Herbicide Background

The use of herbicides in North American agriculture is wide-spread because the high cost of human labor makes manual weeding prohibitive. This lesson will present information on herbicides with modes of action based on the photobiology of the plant. This will not be a comprehensive coverage of herbicides, neglecting many widely used herbicides with modes of action based on mimicry of phytohormones or inhibition of metabolic pathways for amino acids, lipids and other molecules. Also, you should understand that by focusing on herbicides using photobiology as a mechanism of action, you will not be looking at molecules that act in a highly specific manner. Rather, this class of herbicides takes advantage of the enormous energy in light and the dreadful consequences it has on plant cells when not properly controlled, providing the effect of a molecular hand grenade. The power of sunlight is truly awesome.

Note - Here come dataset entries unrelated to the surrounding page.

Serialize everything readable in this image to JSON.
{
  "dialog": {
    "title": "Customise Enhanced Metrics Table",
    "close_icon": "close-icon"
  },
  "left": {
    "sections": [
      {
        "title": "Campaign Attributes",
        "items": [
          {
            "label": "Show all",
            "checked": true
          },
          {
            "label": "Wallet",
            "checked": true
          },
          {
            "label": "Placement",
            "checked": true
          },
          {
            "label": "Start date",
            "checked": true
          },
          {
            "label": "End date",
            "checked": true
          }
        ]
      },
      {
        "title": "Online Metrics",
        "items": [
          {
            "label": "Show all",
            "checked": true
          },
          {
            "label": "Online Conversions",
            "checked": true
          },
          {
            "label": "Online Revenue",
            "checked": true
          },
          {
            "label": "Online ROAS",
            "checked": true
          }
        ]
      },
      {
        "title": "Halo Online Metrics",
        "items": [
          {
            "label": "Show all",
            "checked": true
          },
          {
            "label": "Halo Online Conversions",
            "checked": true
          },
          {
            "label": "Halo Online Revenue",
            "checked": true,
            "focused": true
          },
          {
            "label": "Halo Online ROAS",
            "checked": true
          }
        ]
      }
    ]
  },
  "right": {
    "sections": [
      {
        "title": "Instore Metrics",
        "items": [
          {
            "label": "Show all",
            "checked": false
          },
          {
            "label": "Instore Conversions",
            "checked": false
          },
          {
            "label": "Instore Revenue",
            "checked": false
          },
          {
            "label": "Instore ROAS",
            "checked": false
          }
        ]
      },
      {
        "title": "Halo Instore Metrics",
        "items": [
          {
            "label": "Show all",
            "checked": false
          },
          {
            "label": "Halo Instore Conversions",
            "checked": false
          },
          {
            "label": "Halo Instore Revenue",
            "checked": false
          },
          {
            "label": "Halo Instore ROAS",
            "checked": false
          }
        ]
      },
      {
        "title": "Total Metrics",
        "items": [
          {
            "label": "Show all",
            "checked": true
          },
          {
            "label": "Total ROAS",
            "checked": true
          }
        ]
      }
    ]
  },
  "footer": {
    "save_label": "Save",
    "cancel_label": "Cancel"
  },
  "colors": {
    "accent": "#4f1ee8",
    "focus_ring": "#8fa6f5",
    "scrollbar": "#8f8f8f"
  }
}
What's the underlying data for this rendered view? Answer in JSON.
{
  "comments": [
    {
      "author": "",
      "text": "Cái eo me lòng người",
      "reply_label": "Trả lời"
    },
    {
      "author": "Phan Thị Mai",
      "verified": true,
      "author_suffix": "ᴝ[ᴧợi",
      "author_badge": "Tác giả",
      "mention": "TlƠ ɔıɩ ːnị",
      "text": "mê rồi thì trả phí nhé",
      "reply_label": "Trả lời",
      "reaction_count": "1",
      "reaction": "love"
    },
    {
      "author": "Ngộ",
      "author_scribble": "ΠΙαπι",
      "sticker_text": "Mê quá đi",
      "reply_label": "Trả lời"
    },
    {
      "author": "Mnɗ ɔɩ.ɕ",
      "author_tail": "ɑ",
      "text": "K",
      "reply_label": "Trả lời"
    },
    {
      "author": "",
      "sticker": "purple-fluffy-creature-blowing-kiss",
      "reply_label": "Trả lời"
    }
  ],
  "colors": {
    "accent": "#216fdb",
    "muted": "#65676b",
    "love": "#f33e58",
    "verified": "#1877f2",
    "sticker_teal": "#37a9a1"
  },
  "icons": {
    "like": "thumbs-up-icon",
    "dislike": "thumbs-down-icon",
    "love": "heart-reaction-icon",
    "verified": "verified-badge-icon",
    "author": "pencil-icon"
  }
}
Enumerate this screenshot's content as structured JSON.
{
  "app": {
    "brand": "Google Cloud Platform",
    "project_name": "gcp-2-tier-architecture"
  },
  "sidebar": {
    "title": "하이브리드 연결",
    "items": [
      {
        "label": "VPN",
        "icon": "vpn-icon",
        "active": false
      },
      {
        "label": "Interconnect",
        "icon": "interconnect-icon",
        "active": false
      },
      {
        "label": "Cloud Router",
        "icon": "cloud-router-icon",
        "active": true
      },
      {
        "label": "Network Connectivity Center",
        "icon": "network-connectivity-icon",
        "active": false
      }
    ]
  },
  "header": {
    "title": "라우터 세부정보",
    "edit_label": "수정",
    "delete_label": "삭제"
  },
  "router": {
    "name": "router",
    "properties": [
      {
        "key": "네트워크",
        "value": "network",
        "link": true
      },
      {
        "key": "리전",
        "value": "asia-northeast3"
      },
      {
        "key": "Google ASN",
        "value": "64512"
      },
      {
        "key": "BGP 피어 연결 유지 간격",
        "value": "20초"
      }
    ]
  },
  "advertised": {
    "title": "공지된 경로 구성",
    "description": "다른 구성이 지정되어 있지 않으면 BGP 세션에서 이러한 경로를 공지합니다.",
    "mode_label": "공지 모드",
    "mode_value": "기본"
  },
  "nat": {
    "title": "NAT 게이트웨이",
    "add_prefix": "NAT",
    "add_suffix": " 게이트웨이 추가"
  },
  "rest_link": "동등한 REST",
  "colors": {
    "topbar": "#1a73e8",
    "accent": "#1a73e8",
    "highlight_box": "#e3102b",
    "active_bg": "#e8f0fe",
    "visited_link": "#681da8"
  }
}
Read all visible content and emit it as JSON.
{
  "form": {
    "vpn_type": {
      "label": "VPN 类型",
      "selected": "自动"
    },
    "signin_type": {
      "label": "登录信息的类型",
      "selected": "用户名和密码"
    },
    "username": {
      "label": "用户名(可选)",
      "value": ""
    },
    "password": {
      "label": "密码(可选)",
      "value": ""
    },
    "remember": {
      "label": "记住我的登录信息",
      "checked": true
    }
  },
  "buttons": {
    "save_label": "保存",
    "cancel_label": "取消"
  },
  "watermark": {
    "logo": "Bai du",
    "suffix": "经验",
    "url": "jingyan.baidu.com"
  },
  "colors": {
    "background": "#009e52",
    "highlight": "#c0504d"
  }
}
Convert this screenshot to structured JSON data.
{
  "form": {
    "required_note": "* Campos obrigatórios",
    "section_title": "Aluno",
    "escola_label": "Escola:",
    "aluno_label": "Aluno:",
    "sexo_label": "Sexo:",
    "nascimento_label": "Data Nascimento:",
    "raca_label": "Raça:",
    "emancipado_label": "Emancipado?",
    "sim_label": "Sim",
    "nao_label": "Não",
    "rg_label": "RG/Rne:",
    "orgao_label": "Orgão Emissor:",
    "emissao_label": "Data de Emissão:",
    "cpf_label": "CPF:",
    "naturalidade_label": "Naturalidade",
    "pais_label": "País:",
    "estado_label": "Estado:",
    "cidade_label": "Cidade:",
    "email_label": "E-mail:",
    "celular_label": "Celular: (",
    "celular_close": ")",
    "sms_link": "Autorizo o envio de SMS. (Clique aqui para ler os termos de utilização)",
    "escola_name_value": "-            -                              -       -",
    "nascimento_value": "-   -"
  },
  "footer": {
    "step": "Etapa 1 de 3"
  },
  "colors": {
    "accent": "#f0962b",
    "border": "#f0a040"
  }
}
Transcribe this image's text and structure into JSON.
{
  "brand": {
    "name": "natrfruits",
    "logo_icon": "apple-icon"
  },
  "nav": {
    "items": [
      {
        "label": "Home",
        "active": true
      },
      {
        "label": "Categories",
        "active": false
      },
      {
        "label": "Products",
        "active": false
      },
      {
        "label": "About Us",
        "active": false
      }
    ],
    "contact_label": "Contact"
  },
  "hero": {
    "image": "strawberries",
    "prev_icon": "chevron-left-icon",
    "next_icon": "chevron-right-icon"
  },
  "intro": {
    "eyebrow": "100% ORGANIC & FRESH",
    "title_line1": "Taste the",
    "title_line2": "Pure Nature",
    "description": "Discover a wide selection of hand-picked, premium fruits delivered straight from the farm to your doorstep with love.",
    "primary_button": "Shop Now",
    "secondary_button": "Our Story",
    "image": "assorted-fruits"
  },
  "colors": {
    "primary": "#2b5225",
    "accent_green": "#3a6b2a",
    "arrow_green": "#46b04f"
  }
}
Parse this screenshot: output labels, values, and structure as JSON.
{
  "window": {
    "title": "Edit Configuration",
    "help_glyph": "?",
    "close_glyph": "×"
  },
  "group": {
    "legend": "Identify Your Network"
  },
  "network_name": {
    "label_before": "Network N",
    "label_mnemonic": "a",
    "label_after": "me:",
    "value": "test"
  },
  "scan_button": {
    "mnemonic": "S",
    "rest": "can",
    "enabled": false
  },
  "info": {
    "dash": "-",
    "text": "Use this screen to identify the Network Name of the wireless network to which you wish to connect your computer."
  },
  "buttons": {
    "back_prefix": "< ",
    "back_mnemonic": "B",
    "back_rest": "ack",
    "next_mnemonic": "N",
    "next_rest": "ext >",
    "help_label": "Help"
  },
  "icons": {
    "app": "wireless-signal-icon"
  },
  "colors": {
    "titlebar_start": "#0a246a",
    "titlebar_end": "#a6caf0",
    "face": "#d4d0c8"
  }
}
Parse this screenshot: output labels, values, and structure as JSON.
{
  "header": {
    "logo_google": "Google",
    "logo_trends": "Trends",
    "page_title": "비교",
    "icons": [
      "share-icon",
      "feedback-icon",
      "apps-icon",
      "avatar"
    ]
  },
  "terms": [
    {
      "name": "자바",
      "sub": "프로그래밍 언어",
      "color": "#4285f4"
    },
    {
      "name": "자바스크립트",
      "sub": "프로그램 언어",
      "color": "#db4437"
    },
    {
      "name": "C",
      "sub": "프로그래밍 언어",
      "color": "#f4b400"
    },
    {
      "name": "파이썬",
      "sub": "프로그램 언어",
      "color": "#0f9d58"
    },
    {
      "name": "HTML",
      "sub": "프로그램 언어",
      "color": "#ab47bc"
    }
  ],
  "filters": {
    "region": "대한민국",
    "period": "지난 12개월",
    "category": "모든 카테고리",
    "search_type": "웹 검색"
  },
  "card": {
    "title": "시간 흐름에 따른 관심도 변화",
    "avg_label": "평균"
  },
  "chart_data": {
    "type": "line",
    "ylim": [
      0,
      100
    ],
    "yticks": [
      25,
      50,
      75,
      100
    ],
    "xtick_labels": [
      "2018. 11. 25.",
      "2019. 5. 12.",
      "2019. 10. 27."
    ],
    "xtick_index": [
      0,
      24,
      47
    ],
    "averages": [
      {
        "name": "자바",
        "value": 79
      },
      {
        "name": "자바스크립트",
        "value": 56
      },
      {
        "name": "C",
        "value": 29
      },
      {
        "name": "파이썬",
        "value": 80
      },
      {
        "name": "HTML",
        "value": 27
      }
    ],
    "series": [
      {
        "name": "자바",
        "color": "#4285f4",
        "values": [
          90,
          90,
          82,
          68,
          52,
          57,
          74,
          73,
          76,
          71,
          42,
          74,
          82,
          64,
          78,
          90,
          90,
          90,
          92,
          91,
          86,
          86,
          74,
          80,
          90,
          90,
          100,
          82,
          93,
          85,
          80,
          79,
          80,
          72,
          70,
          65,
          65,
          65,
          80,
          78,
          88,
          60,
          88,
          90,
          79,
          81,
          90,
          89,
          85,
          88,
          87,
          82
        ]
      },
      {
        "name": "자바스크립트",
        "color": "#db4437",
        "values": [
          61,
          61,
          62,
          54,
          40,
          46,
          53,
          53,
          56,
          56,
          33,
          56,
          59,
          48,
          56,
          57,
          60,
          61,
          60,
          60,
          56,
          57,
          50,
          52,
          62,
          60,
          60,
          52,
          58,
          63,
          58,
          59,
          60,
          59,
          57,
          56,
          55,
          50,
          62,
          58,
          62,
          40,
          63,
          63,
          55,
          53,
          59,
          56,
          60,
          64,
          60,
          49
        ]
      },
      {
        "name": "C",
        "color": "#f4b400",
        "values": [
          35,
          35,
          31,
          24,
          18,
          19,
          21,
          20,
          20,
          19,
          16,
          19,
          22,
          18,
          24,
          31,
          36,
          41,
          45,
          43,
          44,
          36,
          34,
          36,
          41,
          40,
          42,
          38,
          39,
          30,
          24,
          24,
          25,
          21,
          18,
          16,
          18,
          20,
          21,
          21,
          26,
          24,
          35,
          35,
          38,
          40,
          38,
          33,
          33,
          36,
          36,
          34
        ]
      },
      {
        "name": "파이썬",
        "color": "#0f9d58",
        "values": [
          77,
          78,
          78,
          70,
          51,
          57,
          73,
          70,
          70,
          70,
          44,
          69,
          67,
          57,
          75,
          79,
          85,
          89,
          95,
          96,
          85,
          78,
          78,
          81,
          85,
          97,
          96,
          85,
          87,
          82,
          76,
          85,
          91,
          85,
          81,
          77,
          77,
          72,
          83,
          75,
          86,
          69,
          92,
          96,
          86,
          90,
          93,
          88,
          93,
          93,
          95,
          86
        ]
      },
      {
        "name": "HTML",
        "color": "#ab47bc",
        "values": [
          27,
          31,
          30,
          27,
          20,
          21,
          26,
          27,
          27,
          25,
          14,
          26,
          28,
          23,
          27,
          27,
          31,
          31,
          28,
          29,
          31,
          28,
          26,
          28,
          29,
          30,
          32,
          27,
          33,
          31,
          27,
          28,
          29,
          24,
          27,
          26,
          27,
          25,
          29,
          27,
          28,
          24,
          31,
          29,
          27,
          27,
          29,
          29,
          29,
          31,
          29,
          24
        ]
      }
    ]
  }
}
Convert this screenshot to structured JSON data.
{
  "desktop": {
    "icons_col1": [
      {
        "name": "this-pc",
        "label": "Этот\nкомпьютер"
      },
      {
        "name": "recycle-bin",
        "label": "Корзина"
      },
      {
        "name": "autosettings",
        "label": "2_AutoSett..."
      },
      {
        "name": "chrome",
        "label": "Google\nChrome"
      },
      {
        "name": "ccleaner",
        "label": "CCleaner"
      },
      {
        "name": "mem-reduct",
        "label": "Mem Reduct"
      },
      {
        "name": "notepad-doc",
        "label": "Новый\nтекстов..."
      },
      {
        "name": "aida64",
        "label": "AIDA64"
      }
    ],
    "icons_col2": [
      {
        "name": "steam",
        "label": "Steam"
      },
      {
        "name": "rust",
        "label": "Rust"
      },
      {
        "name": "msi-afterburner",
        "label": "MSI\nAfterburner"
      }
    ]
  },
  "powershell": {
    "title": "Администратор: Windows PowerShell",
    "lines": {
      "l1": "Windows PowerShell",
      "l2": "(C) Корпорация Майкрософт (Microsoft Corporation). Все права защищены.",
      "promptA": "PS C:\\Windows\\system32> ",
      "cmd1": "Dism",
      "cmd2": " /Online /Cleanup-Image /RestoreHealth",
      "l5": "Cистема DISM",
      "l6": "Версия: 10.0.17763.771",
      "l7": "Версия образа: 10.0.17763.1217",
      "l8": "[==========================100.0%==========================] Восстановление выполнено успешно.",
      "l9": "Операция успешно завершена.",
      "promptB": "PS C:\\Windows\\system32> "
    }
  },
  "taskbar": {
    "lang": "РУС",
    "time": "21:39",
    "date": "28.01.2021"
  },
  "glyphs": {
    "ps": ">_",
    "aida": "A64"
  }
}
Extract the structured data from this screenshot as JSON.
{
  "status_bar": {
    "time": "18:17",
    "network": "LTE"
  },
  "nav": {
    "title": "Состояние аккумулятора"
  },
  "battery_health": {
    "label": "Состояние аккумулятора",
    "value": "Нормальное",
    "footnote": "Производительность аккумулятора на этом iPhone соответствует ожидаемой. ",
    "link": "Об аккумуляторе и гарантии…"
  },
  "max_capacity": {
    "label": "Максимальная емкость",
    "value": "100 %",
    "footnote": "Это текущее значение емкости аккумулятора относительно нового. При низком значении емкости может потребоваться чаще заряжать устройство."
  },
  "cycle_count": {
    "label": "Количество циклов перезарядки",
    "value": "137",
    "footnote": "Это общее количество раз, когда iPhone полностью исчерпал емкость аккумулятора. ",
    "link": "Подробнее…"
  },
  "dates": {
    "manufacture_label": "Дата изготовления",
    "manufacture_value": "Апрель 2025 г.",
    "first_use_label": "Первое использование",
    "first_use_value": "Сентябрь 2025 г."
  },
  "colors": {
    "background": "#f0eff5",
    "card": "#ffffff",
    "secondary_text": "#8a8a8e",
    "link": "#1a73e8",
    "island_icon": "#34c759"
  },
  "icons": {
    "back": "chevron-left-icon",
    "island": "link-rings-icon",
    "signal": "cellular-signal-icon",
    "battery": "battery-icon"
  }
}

Herbicides have been classified by weed scientists according to their modes of action. For the purpose of this course, we will rely upon the classification of the Weed Science Society of America (WSSA), but you should be aware that this is not universally used. For example, the Herbicide Resistance Action Committee (in collaboration with the WSSA) has developed an alternate classification scheme for herbicides based on their modes of action.

Another source of confusion is the naming of herbicides. The chemical names are often long and cumbersome and the trade names contain no information. For example, atrazine is the chemical compound 6-chloro-N-ethyl-N’-(1-methylethyl)-1,3,5-triazine-2,4-diamine, but is also sold world-wide as Aatrex, Aktikon, Aktinit, Argezin, Atazinax, Atranex, Atrasine, Atratol A, Atred, Candex, Cekuzina, Crisatrina, Cyazin, Farmco atrazine, Fenamin, Fenatrol, Geigy 30027, Gesaprim, Griffex, Hungazin, Inakor, Oleogesaprim, Primatol, Primaze, Radazin, Strazine, Triazine, Vectal, Weedex A, Wonuk, Zeazin, and Zeazine. The following resource may be useful in providing you with more information about a herbicide when all you know is an unfamiliar name: Guide for Weed, Disease and Insect Management in Nebraska.

This lesson will deal with four general herbicide modes of action related to photobiology and outlined in Table I. Be aware that this is a simplification. If you were to take a graduate course in herbicide mode of action there would be much more complexity apparent.

Table 1
 Mode of Action Class of Molecule Example WSSA Classification HRAC Classification
Inhibition of propoporphyrinogen oxidase Diphenylethers Phenyl heterocycles Acifluorfen sulfentrazone 14 E
Inhibiton of carotenoidbiosynthesis Triazole Pyridazinone Isoxazole Isoxazolidinone amitrole norflurazon isoxaflutole clomazone 11, 12, 13 and 28 F
Inhibition of Photosystem II Triazines Nitriles Ureas atrazine bromoxynil diuron 5, 6, and 7 C
Photosystem I electron diversion Bipyridyliums diquat 22 D